EXTRACTED MATERIAL:
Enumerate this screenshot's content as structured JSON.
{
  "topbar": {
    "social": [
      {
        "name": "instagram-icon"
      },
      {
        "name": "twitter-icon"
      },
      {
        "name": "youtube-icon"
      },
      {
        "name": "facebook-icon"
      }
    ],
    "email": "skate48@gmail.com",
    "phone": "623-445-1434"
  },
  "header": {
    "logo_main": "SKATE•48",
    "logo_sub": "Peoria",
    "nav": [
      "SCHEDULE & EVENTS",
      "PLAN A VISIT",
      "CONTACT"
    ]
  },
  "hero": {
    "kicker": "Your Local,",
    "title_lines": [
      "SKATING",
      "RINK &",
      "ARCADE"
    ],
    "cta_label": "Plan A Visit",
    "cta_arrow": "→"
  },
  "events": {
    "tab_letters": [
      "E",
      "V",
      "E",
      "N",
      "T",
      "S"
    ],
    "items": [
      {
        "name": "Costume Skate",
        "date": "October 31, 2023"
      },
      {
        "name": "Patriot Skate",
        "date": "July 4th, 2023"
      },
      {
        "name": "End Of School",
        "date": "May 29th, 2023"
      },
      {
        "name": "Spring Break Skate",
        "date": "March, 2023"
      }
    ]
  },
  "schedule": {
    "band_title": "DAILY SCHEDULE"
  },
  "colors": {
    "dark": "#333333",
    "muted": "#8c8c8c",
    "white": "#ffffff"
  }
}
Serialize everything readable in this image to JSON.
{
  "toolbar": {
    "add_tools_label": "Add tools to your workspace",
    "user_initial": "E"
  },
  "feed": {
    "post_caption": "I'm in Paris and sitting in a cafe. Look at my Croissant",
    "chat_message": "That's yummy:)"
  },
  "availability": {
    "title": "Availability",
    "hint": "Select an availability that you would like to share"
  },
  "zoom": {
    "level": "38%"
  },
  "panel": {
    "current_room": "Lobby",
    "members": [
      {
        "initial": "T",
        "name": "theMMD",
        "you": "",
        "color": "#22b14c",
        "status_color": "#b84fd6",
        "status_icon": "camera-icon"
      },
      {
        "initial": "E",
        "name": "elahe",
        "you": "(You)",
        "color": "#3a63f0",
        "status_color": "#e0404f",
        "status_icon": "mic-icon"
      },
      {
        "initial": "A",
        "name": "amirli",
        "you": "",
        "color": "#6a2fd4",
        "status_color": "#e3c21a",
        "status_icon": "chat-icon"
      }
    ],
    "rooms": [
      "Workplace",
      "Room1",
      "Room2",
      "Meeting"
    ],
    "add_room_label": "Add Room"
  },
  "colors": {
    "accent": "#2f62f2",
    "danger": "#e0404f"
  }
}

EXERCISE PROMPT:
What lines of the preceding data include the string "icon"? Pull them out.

ANSWER BOX:
        "name": "instagram-icon"
        "name": "twitter-icon"
        "name": "youtube-icon"
        "name": "facebook-icon"
        "status_icon": "camera-icon"
        "status_icon": "mic-icon"
        "status_icon": "chat-icon"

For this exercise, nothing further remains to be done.